Meanwhile, research from NewAutoMotive out today suggests that sales of electric cars overtook diesel cars for the first time on a monthly basis in August with 11 per cent of cars sold being all electric. A further 27 per cent of cars sold were hybrid with just 10 per cent being diesel. GD

Read more: 

Car makers focus on electric future as chip shortages drag on

Goldman to float Petershill arm

Clearly, the success of Bridgepoint Group’s (BPT) initial public offering hasn’t gone unnoticed.

The UK mid-tier private equity firm saw its share price jump more than 60 per cent shortly after it listed in July, amid a flurry of PE-led takeover approaches for public companies and breathless commentary on the near-term outlook for private sponsor work.

Less than two months on, Goldman Sachs has announced plans to list its alternative asset management arm Petershill Partners in London, in a deal that could be a watershed moment for listed private equity vehicles.

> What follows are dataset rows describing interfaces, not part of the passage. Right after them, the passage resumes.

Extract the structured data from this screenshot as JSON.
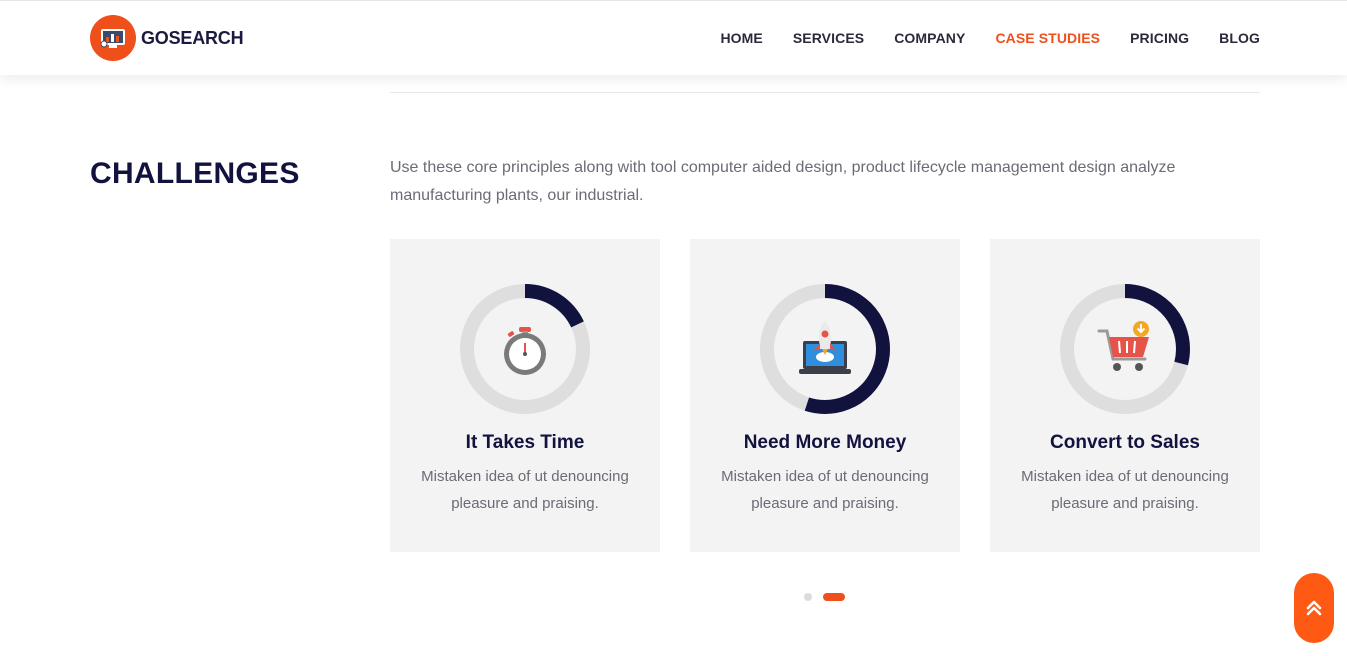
{
  "header": {
    "brand": "GOSEARCH",
    "nav": [
      {
        "label": "HOME"
      },
      {
        "label": "SERVICES"
      },
      {
        "label": "COMPANY"
      },
      {
        "label": "CASE STUDIES",
        "active": true
      },
      {
        "label": "PRICING"
      },
      {
        "label": "BLOG"
      }
    ]
  },
  "section": {
    "title": "CHALLENGES",
    "intro": "Use these core principles along with tool computer aided design, product lifecycle management design analyze manufacturing plants, our industrial."
  },
  "cards": [
    {
      "title": "It Takes Time",
      "text": "Mistaken idea of ut denouncing pleasure and praising.",
      "icon": "stopwatch-icon",
      "progress": 0.18
    },
    {
      "title": "Need More Money",
      "text": "Mistaken idea of ut denouncing pleasure and praising.",
      "icon": "rocket-laptop-icon",
      "progress": 0.55
    },
    {
      "title": "Convert to Sales",
      "text": "Mistaken idea of ut denouncing pleasure and praising.",
      "icon": "shopping-cart-icon",
      "progress": 0.29
    }
  ],
  "carousel": {
    "pages": 2,
    "active_page": 2
  },
  "colors": {
    "accent": "#ef4f1a",
    "navy": "#12123f",
    "card_bg": "#f3f3f3",
    "ring_track": "#dedede"
  }
}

The IPO will seek to raise proceeds of around $750m, as part of a premium listing on LSE’s Main Market.

Petershill was founded in 2007 by the US investment bank’s asset management arm, as the first minority stake acquirer in private equity firms. This means that, unlike Bridgepoint, Petershill generates its income from the fees and capital gains of 19 separate investment teams which together manage a combined $187bn in assets.

All but one of the investments – London-based Pelham Capital – are headquartered in the US.

The group’s profits from these stakes have been growing at a clip in recent years, with so-called partner distributable earnings hitting $310m in the 12 months to June, from $108m in 2018.

So why list? Beyond the apparent charitable offer for shareholders to participate in a sector expected to grow by double digits until 2025, Petershill plans to reduce leverage and spend between $100m and $300m a year to acquire further stakes in PE firms. AN

Read more: What private equity wants

Schroders misses out on ESG kitemark

The still-nascent world of sustainable investing standards has led to a raft of sometimes fuzzy accreditations and overblown claims.

Large money managers are nevertheless keen to trumpet their ESG credentials given half a chance, which is why some heads will have been turned today following the Financial Reporting Council’s (FRC) publication of its list of successful signatories to the UK Stewardship Code, a kitemark for “high standards of stewardship for those investing money on behalf of UK savers and pensioners”.

One notable absentee from the list is FTSE 100 constituent Schroders (SDR), which at last count manages more than £700bn of investments.

The FRC praised the efforts of the 189 applicants to the Code for “better integrating stewardship, and ESG factors into their investment decision-making, reporting on asset classes other than listed equity and identifying the outcomes of their efforts”.

Two-thirds of applicants made the cut, including fellow money management behemoths Abrdn, M&G, L&G and Fidelity, while unsuccessful applicants only have until the end of next month to reapply.

Schroders’ failure to land what is billed by the FRC as “a best-practice benchmark in investment stewardship” is undoubtedly a PR blow for the City firm, whose ‘Beyond Profit’ campaign claims to focus on investments that make a positive impact on the world.

However, the market brushed the matter aside, bidding up the group’s shares by 1 per cent. AN

Read more: Schroders gets pandemic boost